Provided records:
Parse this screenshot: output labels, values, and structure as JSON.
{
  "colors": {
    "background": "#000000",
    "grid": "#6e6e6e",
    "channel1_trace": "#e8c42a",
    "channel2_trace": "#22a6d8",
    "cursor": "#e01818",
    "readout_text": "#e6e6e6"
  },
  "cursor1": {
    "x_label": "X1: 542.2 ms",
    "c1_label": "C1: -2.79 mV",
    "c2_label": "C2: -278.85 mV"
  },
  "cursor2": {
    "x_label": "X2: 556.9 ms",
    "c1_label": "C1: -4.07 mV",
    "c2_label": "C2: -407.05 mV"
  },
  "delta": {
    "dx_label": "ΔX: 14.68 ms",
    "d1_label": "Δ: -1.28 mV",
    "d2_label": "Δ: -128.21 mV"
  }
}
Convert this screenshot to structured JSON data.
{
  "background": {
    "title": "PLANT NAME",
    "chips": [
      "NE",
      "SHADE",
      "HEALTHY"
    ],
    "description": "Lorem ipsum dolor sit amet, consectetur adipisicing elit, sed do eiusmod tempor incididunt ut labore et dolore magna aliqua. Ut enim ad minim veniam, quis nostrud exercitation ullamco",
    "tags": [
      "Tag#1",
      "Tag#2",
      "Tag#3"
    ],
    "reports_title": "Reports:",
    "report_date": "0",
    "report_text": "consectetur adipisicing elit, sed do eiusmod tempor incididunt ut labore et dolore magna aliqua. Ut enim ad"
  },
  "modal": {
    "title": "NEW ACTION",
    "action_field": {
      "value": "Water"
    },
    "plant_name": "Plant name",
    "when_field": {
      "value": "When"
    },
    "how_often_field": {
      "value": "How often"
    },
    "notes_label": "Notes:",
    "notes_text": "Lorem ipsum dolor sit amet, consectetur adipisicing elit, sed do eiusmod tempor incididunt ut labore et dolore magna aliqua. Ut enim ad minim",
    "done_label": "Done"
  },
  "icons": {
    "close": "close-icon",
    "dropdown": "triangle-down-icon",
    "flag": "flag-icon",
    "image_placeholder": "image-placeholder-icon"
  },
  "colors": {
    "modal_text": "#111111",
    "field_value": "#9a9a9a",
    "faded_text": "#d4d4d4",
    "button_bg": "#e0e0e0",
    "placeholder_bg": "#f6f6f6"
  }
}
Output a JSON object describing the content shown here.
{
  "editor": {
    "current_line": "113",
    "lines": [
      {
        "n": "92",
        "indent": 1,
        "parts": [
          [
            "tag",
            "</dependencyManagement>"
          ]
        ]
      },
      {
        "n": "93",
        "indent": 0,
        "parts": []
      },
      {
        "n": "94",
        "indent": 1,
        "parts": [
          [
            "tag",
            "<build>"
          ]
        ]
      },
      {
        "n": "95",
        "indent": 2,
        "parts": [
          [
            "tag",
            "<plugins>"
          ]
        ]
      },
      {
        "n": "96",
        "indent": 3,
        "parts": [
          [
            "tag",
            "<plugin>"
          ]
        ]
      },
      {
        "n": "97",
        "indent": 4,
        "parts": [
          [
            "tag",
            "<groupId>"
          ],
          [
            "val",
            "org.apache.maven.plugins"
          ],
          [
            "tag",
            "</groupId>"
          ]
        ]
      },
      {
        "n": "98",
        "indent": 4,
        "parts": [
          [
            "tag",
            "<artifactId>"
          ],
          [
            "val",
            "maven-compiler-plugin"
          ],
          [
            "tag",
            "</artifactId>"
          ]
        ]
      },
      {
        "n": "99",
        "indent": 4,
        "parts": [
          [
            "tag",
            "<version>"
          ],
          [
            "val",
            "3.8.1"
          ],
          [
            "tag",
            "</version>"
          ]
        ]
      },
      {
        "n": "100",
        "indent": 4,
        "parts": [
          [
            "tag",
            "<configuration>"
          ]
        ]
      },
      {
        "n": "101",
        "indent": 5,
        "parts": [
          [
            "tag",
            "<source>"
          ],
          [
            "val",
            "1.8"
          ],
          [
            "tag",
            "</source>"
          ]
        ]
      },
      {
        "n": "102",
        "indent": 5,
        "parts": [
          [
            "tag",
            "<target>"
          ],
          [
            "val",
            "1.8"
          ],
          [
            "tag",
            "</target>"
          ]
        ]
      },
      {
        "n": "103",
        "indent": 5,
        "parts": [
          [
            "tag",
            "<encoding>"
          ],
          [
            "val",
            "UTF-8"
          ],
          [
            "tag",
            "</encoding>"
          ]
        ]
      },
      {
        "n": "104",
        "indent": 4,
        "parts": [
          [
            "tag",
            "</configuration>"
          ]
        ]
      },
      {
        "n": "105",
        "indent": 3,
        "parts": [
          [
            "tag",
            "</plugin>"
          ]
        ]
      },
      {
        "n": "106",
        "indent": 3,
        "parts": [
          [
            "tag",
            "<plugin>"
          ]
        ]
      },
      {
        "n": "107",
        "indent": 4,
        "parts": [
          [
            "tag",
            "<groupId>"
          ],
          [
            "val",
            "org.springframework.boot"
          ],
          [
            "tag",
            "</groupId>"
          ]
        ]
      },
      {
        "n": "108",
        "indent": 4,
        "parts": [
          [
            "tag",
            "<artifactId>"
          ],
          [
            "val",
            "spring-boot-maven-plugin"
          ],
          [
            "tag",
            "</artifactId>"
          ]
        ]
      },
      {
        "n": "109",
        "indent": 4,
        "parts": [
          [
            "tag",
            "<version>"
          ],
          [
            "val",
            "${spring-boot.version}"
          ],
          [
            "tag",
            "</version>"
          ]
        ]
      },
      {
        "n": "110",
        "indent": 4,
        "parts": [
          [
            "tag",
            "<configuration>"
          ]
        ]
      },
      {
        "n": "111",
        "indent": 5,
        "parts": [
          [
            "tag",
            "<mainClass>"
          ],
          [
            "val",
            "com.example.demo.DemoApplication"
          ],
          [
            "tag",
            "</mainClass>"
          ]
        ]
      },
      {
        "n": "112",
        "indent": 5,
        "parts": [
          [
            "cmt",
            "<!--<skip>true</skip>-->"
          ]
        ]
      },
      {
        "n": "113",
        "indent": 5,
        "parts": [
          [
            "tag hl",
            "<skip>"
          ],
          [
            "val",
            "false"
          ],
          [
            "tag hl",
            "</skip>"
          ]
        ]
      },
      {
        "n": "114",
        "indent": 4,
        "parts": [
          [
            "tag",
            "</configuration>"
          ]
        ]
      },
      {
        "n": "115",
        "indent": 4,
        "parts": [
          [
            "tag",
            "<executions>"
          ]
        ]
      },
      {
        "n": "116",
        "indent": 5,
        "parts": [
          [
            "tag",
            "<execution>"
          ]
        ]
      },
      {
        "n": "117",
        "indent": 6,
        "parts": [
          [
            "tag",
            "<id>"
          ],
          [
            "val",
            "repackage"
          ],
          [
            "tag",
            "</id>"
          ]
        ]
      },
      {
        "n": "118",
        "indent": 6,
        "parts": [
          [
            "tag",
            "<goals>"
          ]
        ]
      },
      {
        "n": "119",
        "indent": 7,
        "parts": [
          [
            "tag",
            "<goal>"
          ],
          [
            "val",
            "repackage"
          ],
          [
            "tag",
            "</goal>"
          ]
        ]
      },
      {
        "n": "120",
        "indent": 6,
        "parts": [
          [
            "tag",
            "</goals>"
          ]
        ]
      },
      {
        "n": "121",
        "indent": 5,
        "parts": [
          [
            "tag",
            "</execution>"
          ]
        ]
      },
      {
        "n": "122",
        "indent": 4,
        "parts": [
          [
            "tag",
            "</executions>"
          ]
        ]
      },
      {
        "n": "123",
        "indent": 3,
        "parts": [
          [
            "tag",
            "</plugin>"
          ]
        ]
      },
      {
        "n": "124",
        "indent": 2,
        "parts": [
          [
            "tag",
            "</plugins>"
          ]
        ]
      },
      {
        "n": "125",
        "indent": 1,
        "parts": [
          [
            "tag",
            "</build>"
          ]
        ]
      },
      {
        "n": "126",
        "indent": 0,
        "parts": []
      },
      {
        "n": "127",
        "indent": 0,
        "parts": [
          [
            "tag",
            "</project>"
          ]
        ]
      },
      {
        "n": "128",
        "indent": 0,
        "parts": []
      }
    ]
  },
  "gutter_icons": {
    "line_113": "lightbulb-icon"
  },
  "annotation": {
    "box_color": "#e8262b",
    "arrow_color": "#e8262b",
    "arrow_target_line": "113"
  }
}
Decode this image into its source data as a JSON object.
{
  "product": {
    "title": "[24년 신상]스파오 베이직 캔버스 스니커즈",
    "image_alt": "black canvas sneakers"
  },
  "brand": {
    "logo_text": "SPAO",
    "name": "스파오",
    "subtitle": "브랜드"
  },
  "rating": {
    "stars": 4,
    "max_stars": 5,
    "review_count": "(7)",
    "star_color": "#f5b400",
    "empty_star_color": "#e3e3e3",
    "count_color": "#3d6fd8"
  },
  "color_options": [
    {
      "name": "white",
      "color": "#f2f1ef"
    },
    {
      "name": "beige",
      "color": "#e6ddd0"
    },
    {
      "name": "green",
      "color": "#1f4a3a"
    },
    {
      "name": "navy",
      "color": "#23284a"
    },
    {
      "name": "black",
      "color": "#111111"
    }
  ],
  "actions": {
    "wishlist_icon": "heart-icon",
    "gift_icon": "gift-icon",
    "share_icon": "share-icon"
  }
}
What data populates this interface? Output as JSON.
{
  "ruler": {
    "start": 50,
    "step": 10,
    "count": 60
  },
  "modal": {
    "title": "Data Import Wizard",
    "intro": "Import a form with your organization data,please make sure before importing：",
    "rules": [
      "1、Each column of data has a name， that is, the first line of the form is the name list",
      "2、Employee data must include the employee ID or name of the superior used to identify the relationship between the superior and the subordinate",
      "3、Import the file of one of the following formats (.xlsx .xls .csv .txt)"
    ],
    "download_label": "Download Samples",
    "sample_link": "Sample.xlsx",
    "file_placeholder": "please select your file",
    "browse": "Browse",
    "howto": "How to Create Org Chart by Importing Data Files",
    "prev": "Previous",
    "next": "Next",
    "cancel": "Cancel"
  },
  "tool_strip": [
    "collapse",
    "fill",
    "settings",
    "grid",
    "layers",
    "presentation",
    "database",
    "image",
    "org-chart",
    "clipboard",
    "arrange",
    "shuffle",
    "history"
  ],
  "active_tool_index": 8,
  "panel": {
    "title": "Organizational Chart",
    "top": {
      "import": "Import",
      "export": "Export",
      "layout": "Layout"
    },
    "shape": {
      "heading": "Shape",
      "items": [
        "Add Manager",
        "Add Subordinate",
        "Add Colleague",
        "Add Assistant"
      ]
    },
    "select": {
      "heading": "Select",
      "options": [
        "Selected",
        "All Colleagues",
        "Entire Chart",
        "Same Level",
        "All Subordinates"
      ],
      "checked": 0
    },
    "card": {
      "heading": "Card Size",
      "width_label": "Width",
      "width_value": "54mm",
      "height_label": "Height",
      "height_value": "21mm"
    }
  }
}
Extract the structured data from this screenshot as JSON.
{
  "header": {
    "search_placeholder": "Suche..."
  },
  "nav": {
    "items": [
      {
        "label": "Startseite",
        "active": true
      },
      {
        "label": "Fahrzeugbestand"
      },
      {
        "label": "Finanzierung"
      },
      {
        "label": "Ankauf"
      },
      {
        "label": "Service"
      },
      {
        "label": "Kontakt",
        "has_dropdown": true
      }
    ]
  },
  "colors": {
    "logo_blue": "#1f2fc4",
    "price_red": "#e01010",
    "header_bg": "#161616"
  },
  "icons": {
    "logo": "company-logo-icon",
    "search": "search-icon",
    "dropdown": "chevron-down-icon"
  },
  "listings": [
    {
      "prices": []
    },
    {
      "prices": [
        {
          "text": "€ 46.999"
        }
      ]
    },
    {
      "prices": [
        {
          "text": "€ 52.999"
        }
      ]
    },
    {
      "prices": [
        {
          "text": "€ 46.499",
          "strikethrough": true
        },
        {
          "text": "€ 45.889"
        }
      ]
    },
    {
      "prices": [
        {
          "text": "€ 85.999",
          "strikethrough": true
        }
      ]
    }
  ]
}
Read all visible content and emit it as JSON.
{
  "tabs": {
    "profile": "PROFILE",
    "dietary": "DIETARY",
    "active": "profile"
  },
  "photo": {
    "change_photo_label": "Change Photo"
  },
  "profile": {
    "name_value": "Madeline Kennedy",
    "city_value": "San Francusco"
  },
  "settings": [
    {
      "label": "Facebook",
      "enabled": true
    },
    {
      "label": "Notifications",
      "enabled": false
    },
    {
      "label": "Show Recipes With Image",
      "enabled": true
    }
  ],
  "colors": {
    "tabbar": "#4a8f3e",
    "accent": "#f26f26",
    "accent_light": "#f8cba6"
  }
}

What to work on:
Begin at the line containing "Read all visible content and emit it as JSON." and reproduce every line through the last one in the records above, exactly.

Exercise response:
Read all visible content and emit it as JSON.
{
  "tabs": {
    "profile": "PROFILE",
    "dietary": "DIETARY",
    "active": "profile"
  },
  "photo": {
    "change_photo_label": "Change Photo"
  },
  "profile": {
    "name_value": "Madeline Kennedy",
    "city_value": "San Francusco"
  },
  "settings": [
    {
      "label": "Facebook",
      "enabled": true
    },
    {
      "label": "Notifications",
      "enabled": false
    },
    {
      "label": "Show Recipes With Image",
      "enabled": true
    }
  ],
  "colors": {
    "tabbar": "#4a8f3e",
    "accent": "#f26f26",
    "accent_light": "#f8cba6"
  }
}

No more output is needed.